Verbatim copy without pictures. Please print every entry as it stands.

[Excerpts from an interface dataset]
-------------------------

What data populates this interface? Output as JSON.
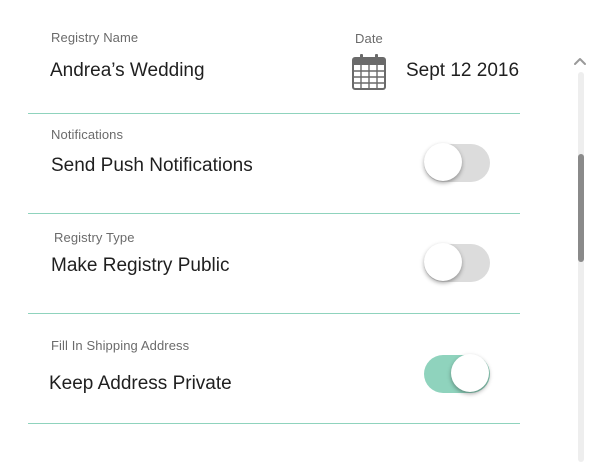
{
  "registry": {
    "name_label": "Registry Name",
    "name_value": "Andrea’s Wedding",
    "date_label": "Date",
    "date_value": "Sept 12 2016"
  },
  "settings": [
    {
      "label": "Notifications",
      "title": "Send Push Notifications",
      "enabled": false
    },
    {
      "label": "Registry Type",
      "title": "Make Registry Public",
      "enabled": false
    },
    {
      "label": "Fill In Shipping Address",
      "title": "Keep Address Private",
      "enabled": true
    }
  ],
  "colors": {
    "accent": "#8fd3bd",
    "toggle_off": "#dcdcdc",
    "text": "#1f1f1f",
    "label": "#6b6b6b"
  },
  "icons": {
    "date": "calendar-icon",
    "scroll_up": "chevron-up-icon"
  }
}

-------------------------

- EXERCISE SOLUTION -
What data populates this interface? Output as JSON.
{
  "registry": {
    "name_label": "Registry Name",
    "name_value": "Andrea’s Wedding",
    "date_label": "Date",
    "date_value": "Sept 12 2016"
  },
  "settings": [
    {
      "label": "Notifications",
      "title": "Send Push Notifications",
      "enabled": false
    },
    {
      "label": "Registry Type",
      "title": "Make Registry Public",
      "enabled": false
    },
    {
      "label": "Fill In Shipping Address",
      "title": "Keep Address Private",
      "enabled": true
    }
  ],
  "colors": {
    "accent": "#8fd3bd",
    "toggle_off": "#dcdcdc",
    "text": "#1f1f1f",
    "label": "#6b6b6b"
  },
  "icons": {
    "date": "calendar-icon",
    "scroll_up": "chevron-up-icon"
  }
}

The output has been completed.